[REQUIRED ACTION] Count up the lines below in which the string "photo" appears. The reply should be that number alone.

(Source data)
══════════
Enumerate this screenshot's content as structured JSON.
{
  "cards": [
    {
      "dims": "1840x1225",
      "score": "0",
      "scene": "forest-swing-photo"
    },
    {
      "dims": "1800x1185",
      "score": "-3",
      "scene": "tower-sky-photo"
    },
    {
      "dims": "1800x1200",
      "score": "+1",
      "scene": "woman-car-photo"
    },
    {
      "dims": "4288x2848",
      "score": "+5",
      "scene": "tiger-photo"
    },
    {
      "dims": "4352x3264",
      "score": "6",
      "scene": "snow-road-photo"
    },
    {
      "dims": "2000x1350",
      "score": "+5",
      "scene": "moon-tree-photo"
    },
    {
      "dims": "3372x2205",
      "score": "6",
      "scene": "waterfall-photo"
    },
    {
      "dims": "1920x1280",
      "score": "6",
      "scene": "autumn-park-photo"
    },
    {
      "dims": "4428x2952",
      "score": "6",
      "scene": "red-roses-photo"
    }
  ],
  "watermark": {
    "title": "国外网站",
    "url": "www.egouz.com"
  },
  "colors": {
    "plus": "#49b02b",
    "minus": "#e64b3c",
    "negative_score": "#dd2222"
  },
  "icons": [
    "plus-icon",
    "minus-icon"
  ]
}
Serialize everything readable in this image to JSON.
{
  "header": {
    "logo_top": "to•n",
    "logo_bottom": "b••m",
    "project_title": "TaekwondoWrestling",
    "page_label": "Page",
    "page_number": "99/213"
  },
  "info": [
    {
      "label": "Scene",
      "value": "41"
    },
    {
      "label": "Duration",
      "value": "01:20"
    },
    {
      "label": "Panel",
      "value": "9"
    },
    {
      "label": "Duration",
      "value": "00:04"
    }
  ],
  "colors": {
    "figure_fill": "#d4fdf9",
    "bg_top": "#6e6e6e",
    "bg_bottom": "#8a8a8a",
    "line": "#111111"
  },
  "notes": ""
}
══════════
[RESPONSE FOR THIS EXERCISE] 9